The B-Grid: A traditional city building pattern common in early western settlements, particularly on the more rectilinear grid-iron pattern of streets.
Typically, Main Street was the “A” street: a high quality, pedestrian-oriented space lined with continuous shopfronts and important civic buildings. But what about larger parking areas, vehicular services, and other uses not appropriate in such a context? Enter the B-Grid, adjacent streets running parallel, where a less pedestrian-friendly environment allowed for automobile-oriented uses to take place without detracting from high-quality public space.
With today’s refocussing on pedestrian-friendly places, the B-Grid once again finds its place as an important tool. Commonly used in Form Based Codes and other urban-oriented development regulations, the B-Grid allows special exceptions for automobile-oriented uses, automobile-focused arterials and highways, and larger commercial uses that require sizable parking lots at their front door.
While arterial streets and gas stations are an obvious use for the B-Grid, the more important and perhaps more controversial is the allowance for larger retailers with front parking lots.
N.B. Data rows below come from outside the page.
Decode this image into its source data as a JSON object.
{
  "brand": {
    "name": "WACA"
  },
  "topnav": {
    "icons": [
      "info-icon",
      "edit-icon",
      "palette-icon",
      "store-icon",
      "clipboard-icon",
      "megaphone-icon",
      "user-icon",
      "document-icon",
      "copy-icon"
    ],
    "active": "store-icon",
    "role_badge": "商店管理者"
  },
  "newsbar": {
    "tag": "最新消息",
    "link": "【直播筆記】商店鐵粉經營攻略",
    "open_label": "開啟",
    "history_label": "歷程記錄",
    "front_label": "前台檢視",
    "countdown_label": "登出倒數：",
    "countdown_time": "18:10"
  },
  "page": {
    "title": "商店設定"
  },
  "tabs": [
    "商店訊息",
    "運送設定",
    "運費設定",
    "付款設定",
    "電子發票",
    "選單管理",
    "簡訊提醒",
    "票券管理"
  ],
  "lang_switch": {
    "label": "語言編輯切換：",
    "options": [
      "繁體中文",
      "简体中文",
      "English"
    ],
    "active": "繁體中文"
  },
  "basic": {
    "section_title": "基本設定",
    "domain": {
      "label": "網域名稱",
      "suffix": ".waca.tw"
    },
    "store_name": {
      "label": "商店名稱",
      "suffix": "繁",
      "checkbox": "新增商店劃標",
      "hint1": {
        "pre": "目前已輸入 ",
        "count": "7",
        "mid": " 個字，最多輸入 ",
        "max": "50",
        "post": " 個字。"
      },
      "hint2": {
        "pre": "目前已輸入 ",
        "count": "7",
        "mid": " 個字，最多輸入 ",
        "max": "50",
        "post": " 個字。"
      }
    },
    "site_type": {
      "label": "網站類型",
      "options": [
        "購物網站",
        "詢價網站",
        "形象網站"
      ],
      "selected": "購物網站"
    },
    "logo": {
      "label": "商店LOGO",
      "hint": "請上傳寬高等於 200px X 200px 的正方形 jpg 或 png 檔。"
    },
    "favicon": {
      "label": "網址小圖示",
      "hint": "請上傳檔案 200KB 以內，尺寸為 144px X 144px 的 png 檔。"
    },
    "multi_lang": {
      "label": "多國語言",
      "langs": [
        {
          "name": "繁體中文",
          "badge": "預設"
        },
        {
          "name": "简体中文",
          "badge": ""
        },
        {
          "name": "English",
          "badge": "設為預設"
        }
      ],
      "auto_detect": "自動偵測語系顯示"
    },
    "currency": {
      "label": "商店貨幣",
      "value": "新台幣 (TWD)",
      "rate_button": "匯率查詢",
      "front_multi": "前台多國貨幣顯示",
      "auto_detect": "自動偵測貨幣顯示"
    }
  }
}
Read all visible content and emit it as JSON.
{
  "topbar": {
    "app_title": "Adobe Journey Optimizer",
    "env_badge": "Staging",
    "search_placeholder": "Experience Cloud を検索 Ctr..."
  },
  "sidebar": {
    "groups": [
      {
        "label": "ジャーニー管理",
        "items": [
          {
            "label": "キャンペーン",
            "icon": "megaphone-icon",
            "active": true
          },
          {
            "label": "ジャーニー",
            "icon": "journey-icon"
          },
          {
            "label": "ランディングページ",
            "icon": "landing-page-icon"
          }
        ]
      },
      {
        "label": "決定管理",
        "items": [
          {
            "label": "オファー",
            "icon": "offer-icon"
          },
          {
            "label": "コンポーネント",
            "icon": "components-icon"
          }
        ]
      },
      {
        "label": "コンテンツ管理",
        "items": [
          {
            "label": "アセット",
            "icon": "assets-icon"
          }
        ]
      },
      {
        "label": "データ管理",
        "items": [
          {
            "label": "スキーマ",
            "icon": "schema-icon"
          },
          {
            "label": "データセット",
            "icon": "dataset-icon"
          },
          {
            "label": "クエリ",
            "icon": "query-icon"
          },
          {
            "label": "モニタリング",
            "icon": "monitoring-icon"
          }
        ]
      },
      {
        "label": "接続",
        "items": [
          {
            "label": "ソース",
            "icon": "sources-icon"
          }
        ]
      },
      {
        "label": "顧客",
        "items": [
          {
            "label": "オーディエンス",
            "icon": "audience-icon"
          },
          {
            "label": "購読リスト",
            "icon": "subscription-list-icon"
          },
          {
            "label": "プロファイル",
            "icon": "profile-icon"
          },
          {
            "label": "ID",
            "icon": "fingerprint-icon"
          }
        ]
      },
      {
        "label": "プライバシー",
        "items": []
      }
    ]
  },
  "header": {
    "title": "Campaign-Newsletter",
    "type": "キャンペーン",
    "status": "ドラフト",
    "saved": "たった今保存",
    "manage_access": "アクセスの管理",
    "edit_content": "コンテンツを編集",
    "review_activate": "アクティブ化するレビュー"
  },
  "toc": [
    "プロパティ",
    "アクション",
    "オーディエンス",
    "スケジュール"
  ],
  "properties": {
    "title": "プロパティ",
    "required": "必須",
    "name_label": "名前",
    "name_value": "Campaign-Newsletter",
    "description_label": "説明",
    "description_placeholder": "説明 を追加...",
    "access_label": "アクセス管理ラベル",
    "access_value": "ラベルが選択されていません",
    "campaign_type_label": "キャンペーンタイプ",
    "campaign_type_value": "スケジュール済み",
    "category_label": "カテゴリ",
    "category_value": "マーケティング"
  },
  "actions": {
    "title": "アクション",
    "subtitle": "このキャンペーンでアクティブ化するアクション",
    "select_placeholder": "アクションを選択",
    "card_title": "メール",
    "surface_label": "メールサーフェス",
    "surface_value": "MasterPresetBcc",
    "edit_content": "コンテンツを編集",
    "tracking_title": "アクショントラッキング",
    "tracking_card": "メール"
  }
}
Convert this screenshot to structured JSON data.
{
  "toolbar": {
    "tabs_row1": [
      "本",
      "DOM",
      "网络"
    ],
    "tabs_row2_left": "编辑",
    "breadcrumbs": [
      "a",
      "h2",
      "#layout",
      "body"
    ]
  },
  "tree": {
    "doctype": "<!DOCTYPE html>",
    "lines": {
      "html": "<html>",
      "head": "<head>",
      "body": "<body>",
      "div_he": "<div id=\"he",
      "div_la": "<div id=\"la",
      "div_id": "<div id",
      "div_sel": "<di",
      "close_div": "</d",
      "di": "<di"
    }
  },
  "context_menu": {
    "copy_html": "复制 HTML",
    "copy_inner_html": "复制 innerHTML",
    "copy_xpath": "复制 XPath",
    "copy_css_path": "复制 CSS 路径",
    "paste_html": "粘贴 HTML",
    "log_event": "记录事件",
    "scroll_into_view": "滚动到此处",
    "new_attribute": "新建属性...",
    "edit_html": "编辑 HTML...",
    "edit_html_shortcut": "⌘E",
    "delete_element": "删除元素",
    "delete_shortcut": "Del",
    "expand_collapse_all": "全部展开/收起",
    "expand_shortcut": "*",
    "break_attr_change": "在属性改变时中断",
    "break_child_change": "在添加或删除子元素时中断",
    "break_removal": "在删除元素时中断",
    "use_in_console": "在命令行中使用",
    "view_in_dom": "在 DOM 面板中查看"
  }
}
Keeping in mind that not all developers are out to build A-level urbanism, when faced with the difficult choice of project viability vs. an uncompromised plan, the B-Grid offers a compromise. Most importantly, this compromise takes into consideration the evolution of urbanism over time by ensuring a connected street network and the formation of urban blocks.
Here’s how to get them right:
- Start the conversation from the standpoint of an all A-Grid plan, and then work backward to identify strategic B-Grids.
- Get all of your small retail onto an A-Grid. If you’re up against more conventional developers, diagonal parking will usually do the trick, though parallel parking makes for a better pedestrian environment.
- Connect the A-Grids to A-Grids forming an A-Grid network for pedestrians throughout the neighborhood. In theory, a pedestrian should not have to enter the B-Grid.
- Install walkable streets on the B-Grid, setting the seeds for future redevelopment, and acknowledging that pedestrians emerge from parking lots and need to walk safely to the A-Grid.
- Ensure that B-Grid utilities are installed along block perimeters, not through parking lots.
- Where parking isles intersect the B-Grid, anticipate the street that might be built in the future. Provide a continuous sidewalk that trumps the drive isles. Plant trees and install light standards so that they don’t have to be moved in the future.
- Up to 20% is an acceptable standard for B-Grid thoroughfares within any given neighborhood.